- [Activity]: Which lines of the listing hold the string "title"? Copy those lines.

- [Provided data]:
========
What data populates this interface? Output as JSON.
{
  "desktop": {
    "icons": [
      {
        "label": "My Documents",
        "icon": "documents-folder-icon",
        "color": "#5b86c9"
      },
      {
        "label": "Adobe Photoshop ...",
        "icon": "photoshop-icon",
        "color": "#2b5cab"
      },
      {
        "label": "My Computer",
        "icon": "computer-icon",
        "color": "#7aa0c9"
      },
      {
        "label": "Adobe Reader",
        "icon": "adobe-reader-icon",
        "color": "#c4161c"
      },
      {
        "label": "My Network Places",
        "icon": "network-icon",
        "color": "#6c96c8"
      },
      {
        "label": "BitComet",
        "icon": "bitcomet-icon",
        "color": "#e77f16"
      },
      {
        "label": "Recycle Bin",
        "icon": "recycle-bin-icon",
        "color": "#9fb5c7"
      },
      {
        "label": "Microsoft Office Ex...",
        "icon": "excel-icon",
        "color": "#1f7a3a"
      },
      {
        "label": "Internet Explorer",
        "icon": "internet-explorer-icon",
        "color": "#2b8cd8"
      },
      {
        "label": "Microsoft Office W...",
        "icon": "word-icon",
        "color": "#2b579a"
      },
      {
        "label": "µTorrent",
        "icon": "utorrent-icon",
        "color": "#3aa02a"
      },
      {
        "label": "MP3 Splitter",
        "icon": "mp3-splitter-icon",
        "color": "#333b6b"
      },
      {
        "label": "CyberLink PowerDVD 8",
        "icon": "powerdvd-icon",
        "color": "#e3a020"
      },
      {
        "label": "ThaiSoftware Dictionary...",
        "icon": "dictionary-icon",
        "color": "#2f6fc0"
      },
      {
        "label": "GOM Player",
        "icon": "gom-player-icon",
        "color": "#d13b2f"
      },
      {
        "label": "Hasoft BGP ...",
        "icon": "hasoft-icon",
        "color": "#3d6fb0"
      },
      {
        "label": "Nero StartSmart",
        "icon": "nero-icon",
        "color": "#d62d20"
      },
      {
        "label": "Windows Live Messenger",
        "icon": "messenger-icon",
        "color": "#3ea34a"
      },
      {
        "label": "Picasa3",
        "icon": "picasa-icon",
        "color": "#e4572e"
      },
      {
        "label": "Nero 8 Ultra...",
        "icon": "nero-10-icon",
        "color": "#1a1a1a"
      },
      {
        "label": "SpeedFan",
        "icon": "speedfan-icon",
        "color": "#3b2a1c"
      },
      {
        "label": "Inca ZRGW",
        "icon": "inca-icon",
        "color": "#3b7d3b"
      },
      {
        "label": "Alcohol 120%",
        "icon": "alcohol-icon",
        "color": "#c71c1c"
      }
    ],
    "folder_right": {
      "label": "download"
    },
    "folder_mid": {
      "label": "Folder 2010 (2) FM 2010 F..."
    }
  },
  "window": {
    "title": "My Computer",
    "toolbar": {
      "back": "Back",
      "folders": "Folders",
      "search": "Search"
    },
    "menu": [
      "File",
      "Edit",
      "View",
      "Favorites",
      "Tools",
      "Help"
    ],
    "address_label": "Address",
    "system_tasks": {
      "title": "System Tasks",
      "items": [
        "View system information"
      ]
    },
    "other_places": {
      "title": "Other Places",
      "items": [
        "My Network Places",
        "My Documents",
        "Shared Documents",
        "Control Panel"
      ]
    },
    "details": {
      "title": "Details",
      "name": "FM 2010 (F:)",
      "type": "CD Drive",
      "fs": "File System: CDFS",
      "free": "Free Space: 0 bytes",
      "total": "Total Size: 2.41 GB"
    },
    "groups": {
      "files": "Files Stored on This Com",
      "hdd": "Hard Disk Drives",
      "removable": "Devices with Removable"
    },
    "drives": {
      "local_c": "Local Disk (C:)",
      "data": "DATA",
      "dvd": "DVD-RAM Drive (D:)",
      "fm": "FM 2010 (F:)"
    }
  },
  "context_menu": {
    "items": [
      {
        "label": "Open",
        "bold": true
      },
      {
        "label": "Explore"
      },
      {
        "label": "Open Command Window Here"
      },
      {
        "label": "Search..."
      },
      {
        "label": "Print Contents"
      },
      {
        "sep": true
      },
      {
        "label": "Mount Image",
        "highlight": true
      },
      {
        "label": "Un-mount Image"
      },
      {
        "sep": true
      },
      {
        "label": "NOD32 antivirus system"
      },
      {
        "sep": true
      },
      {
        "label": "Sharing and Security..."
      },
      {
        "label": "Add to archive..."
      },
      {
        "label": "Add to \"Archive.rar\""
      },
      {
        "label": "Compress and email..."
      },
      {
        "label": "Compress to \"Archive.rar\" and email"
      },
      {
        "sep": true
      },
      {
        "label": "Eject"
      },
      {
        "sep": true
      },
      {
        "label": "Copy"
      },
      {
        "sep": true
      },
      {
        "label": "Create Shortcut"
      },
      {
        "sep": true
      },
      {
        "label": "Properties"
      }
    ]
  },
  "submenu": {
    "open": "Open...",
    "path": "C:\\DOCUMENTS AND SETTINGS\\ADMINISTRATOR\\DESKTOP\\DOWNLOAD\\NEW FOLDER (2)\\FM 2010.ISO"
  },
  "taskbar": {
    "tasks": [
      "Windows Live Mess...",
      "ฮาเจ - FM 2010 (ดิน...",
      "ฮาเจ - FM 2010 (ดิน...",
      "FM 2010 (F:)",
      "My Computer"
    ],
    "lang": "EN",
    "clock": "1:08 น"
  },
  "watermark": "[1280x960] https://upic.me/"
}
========
- [Output below]:
    "title": "My Computer",
      "title": "System Tasks",
      "title": "Other Places",
      "title": "Details",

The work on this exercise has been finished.